How can anyone take President Obama seriously when he tells us our national debt is no big deal? Well, we have to take him seriously, because, unserious thinking or not, he has serious power, including the power to obstruct progress on reducing the debt.
I'm not making this up, of course, which is too bad because it illustrates why it is so hard for Republicans to work with this man. He neither views the fiscal world from the same lens nor shares the goal of significant debt reduction.
In an interview with ABC News' George Stephanopoulos, Obama said, "We don't have an immediate crisis in terms of debt. In fact, for the next 10 years, it's going to be in a sustainable place."
Not only is that delusional on its face based on what we already know but there is no telling what kinds of financial strains his favorite monster, Obamacare, is going to have on the debt or what kinds of extraordinary circumstances might necessitate spending surges over the next decade.
But we needn't speculate about unknowns, because the knowns are horrifying enough. The enormity of our annual interest payments on the debt alone renders Obama's dismissiveness about the debt surreal.
Obama carried his bizarre insouciance about the debt into his photo op meetings with congressional Republicans as part of his cynically conceived "charm offensive." According to Roll Call, Obama indicated to Republicans that "balancing the budget over the next 10 years is not on his priority list."
Let's stop right there. Please tell me, you romantic advocates for bipartisan harmony, how the GOP can work with a man to solve an undeniable debt crisis when his blind apathy makes Mad magazine's Alfred E. Neuman look engaged?
House Speaker John Boehner framed the problem quite accurately when he summarized the parties' respective positions. "Republicans want to balance the budget. The president doesn't," said Boehner. "Republicans want to solve our long-term debt problem. The president doesn't. We want to unlock our energy resources to put more Americans back to work. The president doesn't."
So what does Obama propose to do about this non-problem that Republicans are coercing him into dealing with? Simple: He'll agree to $2 in spending cuts for every $1 in additional tax revenue.
Just swell. Tell me the last time Obama or any other Democrat at the federal level honored his commitment to reduce spending in exchange for tax increases? Republicans have repeatedly fallen for this ploy and given in to immediate tax hikes, only to see Democrats renege on their promises to cut spending.
But it's actually worse than before because we have abundant evidence that Democrats don't speak the same language as Webster's-friendly humans do when it comes to spending cuts. To them, "cuts" doesn't mean "cuts" any more than "is" meant "is" to Bill Clinton. Obama's budget gurus are masters of budget gimmicks and double counting to achieve cuts on paper (call them "paper cuts") that are no more real than my professional basketball career.
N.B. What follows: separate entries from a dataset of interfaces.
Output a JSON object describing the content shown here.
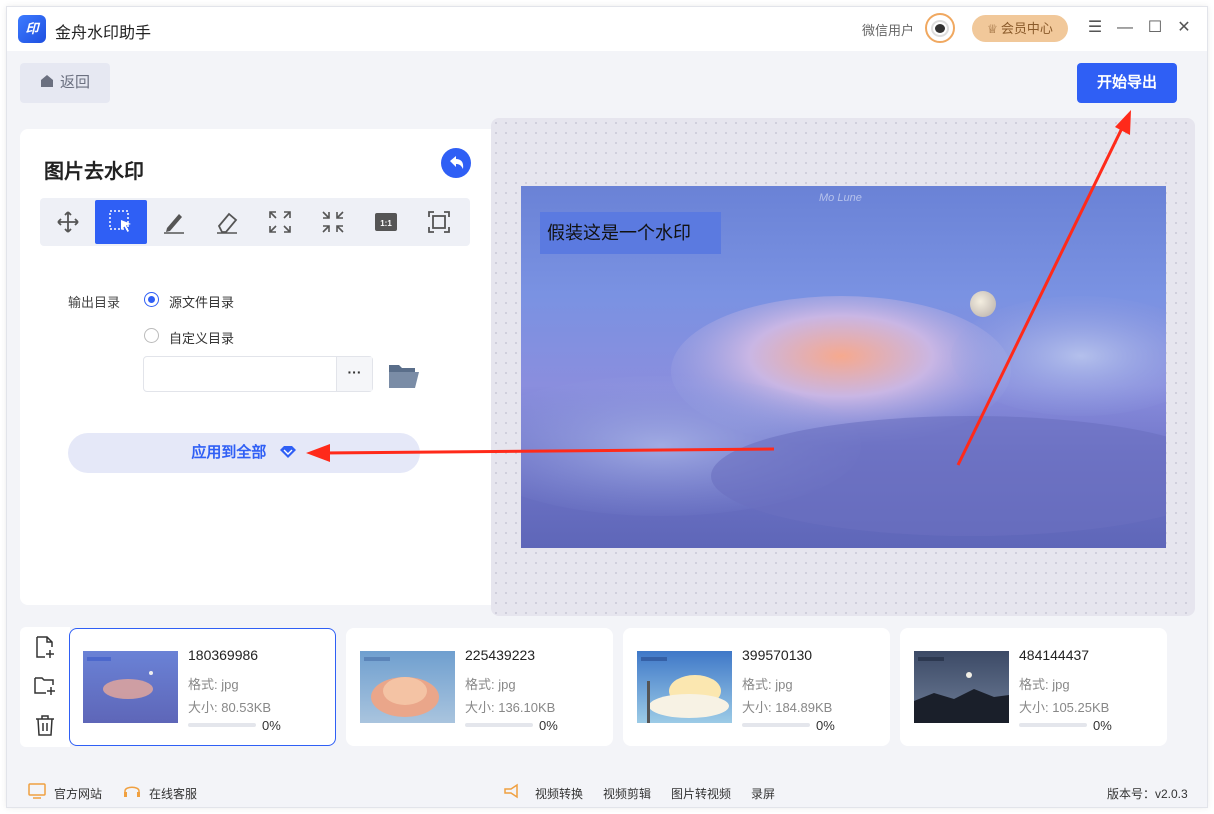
{
  "app": {
    "title": "金舟水印助手",
    "logo_text": "印"
  },
  "header": {
    "user_name": "微信用户",
    "vip_label": "会员中心"
  },
  "nav": {
    "back_label": "返回",
    "export_label": "开始导出"
  },
  "panel": {
    "title": "图片去水印",
    "tools": [
      "move-icon",
      "select-region-icon",
      "brush-icon",
      "eraser-icon",
      "fit-screen-icon",
      "shrink-screen-icon",
      "actual-size-icon",
      "frame-icon"
    ],
    "actual_size_label": "1:1",
    "output_label": "输出目录",
    "option_source": "源文件目录",
    "option_custom": "自定义目录",
    "custom_dir_value": "",
    "browse_label": "···",
    "apply_label": "应用到全部"
  },
  "preview": {
    "watermark_text": "假装这是一个水印",
    "signature_text": "Mo Lune"
  },
  "files": [
    {
      "name": "180369986",
      "format": "格式: jpg",
      "size": "大小: 80.53KB",
      "progress": 0,
      "progress_label": "0%",
      "selected": true
    },
    {
      "name": "225439223",
      "format": "格式: jpg",
      "size": "大小: 136.10KB",
      "progress": 0,
      "progress_label": "0%",
      "selected": false
    },
    {
      "name": "399570130",
      "format": "格式: jpg",
      "size": "大小: 184.89KB",
      "progress": 0,
      "progress_label": "0%",
      "selected": false
    },
    {
      "name": "484144437",
      "format": "格式: jpg",
      "size": "大小: 105.25KB",
      "progress": 0,
      "progress_label": "0%",
      "selected": false
    }
  ],
  "footer": {
    "official_site": "官方网站",
    "online_service": "在线客服",
    "video_convert": "视频转换",
    "video_edit": "视频剪辑",
    "image_to_video": "图片转视频",
    "screen_record": "录屏",
    "version": "版本号：v2.0.3"
  },
  "colors": {
    "accent": "#2f5ff5",
    "vip": "#f1c89a",
    "arrow": "#ff2a1a"
  }
}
In other words, even if Obama honored an agreement to impose "cuts" in exchange for yet more tax increases, he wouldn't be cutting anything, because his promised cuts are smoke and mirrors. To hear him tell the story, he's already made trillions of dollars' worth of cuts.
But you can bank on the fact that his coveted tax increases would be real and that they would further burden those still contributing to the economy, with no guarantee that they would increase revenues at all. They would, however, likely harm the economy and thus further expand the dependency state.
The recently released budget that Senate Democrats finally produced, four years late, underscores the Democrats' unseriousness about the debt and spending cuts. The proposed budget would extract nearly $1 trillion more in new taxes and supposedly include an equal amount in cuts. But true to Democrats' form, the proposed "cuts" include $240 billion in war spending that wasn't projected and $242 billion in saved interest expenses on the debt based on fantasy debt savings from the tax increases.
Republicans need to launch a 24/7 public campaign blitz explaining Paul Ryan's new budget, which is based on real and specific numbers and proposes to balance the budget in 10 years and make structural changes to our entitlement programs to put them on a sustainable path.
Democrats and liberal journalists are already out in force, savaging Ryan and the other Republicans -- again -- for their good faith effort to save the nation from a Grecian-style bankruptcy.
I am convinced that if the Republicans will strike back with as much fervor as Obama constantly hits them and take their winning case to the people, the people will finally learn the truth: that Ryan's plan would not throw seniors or the poor under the bus and is, in fact, their best chance for the future and certainly the best hope currently on the table to restore America's solvency.